--- TASK DIRECTIONS ---
Look through the data below, and copy each line that carries the word "Powerline".

--- Items from an interface collection ---
--------------------------------

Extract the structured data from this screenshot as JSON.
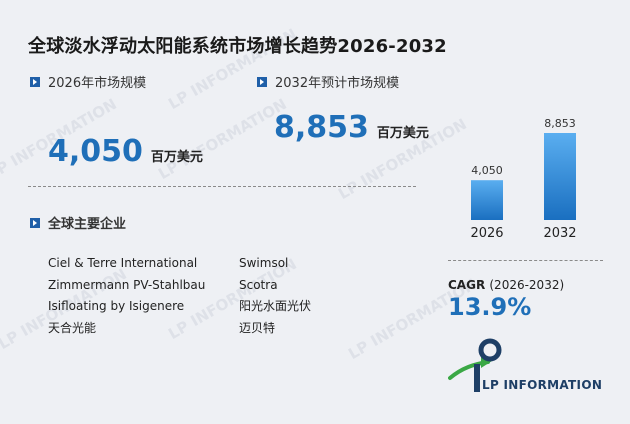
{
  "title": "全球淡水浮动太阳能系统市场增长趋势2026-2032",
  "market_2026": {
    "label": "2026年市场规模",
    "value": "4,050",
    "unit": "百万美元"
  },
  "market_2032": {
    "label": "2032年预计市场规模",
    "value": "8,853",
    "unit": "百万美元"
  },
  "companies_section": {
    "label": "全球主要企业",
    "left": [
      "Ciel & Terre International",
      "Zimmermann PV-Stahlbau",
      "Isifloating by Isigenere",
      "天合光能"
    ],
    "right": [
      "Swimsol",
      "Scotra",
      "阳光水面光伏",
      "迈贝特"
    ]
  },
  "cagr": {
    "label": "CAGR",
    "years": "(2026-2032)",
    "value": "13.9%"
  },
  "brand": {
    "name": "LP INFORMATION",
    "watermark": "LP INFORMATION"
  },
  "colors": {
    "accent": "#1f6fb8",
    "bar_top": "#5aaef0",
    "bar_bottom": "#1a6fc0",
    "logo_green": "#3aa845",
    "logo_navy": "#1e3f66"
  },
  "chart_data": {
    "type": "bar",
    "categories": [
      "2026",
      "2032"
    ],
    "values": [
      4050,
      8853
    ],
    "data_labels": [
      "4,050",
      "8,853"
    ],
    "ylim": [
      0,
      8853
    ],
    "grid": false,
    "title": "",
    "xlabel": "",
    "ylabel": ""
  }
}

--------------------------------

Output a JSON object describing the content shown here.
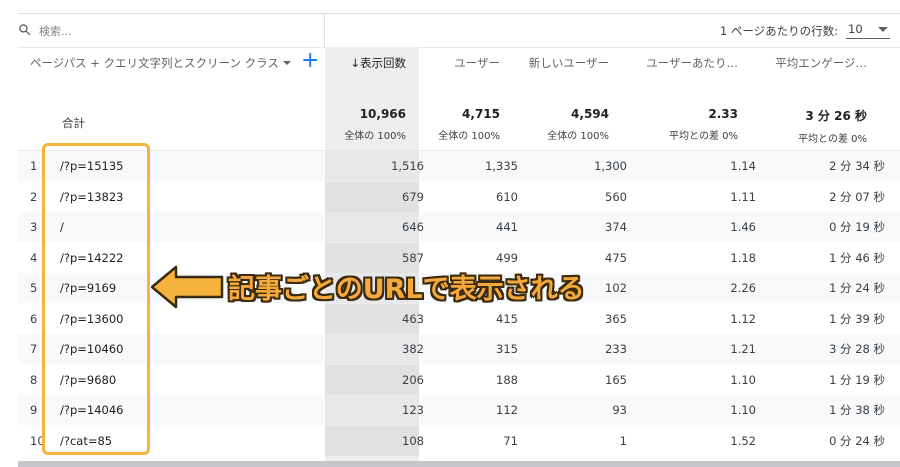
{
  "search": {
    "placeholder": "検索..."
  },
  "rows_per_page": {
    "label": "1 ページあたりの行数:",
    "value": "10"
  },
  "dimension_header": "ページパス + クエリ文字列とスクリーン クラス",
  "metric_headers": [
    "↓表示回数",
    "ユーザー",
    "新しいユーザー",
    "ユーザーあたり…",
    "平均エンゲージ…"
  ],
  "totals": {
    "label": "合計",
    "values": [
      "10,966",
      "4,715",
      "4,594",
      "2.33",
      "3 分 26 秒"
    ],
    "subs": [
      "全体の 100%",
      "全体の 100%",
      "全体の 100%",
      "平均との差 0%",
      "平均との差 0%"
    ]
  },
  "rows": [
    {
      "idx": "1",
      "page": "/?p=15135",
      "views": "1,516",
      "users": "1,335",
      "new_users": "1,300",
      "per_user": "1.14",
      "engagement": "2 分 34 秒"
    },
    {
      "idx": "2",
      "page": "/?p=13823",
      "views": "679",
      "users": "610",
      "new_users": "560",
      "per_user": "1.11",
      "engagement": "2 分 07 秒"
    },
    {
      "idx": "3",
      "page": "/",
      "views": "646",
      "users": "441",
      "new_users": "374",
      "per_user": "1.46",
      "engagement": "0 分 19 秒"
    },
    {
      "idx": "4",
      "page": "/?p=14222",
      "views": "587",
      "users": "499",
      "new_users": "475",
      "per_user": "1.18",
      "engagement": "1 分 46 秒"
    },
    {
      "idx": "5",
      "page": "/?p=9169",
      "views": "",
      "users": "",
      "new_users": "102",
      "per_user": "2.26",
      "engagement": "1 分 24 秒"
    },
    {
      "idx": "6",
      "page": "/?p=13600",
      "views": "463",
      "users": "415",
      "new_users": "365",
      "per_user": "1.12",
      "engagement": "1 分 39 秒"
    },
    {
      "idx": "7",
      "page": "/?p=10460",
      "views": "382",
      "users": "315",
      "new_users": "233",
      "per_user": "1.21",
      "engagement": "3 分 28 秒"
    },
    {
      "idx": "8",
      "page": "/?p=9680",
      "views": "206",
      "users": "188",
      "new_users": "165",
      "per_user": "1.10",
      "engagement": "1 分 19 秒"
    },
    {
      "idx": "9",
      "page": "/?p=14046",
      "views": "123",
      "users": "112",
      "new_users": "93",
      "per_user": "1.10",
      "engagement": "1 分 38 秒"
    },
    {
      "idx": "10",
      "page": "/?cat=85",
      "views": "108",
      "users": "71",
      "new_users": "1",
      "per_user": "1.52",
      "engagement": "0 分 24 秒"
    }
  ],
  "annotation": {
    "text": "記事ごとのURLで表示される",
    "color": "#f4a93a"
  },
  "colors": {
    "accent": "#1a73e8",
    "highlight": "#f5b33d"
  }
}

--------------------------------

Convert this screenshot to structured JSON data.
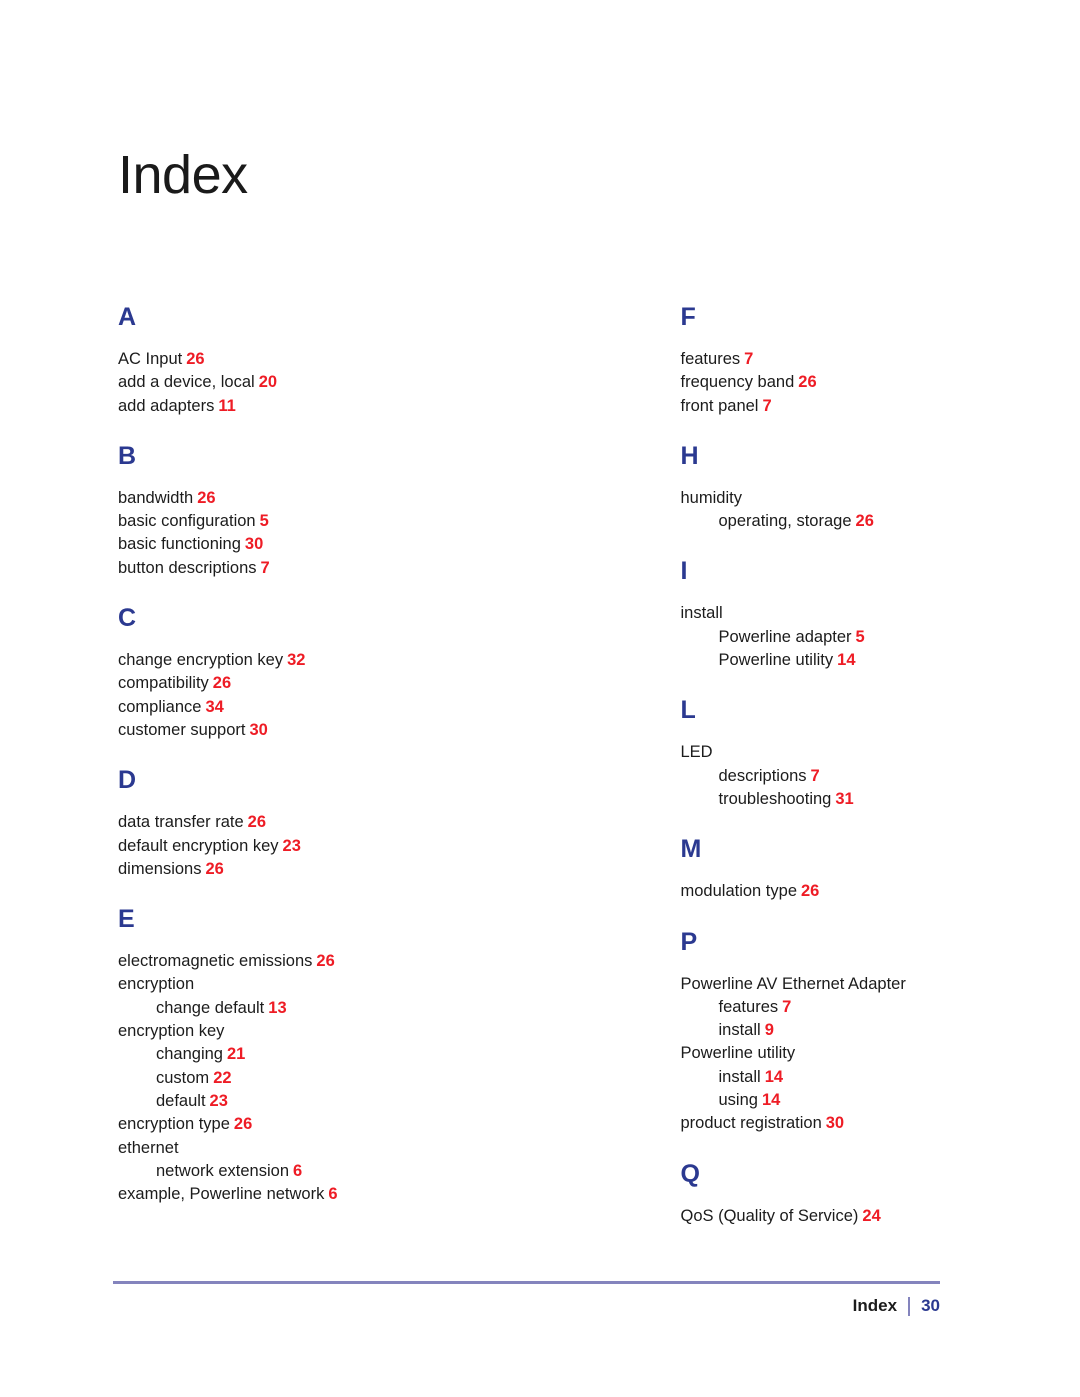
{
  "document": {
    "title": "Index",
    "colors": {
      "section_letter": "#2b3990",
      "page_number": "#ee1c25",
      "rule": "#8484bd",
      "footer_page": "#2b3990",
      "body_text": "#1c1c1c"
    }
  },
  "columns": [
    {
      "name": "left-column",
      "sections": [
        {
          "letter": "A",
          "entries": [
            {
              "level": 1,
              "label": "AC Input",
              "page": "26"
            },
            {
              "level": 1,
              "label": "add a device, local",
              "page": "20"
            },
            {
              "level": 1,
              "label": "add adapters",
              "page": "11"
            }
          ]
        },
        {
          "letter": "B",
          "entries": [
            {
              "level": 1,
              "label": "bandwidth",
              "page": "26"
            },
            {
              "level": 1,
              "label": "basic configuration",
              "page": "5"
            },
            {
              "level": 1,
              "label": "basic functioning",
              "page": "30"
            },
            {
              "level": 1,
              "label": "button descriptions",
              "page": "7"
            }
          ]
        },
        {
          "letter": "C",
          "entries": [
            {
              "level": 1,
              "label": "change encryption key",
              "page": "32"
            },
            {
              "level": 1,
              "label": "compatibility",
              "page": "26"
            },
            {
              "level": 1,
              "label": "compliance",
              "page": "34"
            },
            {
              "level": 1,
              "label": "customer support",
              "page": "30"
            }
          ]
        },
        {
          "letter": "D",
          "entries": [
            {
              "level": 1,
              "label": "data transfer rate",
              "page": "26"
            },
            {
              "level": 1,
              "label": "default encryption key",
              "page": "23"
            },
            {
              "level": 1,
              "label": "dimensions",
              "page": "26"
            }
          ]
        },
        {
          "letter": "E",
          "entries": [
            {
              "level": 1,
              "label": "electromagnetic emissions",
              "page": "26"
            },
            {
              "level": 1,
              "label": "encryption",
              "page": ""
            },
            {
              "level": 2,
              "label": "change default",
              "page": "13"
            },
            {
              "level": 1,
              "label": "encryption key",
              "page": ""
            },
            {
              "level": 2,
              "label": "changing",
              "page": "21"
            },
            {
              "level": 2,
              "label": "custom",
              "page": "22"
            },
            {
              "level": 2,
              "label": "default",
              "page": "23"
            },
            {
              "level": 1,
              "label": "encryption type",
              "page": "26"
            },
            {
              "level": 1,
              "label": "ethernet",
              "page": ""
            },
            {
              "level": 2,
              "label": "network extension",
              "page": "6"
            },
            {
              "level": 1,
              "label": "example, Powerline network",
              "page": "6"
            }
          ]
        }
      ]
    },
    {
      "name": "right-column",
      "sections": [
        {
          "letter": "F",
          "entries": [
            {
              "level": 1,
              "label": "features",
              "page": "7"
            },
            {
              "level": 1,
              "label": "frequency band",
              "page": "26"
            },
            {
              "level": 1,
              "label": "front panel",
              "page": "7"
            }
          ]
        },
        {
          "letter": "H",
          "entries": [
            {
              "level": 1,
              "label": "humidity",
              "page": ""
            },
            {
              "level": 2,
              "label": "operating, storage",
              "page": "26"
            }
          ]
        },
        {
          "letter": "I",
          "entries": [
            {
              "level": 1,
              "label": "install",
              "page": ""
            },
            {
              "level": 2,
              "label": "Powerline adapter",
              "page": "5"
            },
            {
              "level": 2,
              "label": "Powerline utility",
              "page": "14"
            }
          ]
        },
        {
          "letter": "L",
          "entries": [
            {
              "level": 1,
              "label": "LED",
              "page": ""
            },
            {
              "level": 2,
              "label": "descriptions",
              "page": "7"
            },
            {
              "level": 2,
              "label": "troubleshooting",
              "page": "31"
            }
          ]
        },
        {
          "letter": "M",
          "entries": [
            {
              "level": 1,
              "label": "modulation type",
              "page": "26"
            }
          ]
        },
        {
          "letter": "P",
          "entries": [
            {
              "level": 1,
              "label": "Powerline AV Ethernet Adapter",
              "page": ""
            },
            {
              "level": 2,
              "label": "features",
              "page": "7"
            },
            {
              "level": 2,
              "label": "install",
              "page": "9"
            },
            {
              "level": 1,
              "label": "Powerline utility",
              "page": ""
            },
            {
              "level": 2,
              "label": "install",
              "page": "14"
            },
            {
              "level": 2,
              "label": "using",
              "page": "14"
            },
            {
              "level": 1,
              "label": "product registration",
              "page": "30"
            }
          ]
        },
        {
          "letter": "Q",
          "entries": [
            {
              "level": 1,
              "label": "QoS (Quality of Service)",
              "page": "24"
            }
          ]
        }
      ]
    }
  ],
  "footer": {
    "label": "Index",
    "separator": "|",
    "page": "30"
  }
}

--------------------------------

--- SOLUTION FOR THIS PROBLEM ---
              "label": "example, Powerline network",
              "label": "Powerline adapter",
              "label": "Powerline utility",
              "label": "Powerline AV Ethernet Adapter",
              "label": "Powerline utility",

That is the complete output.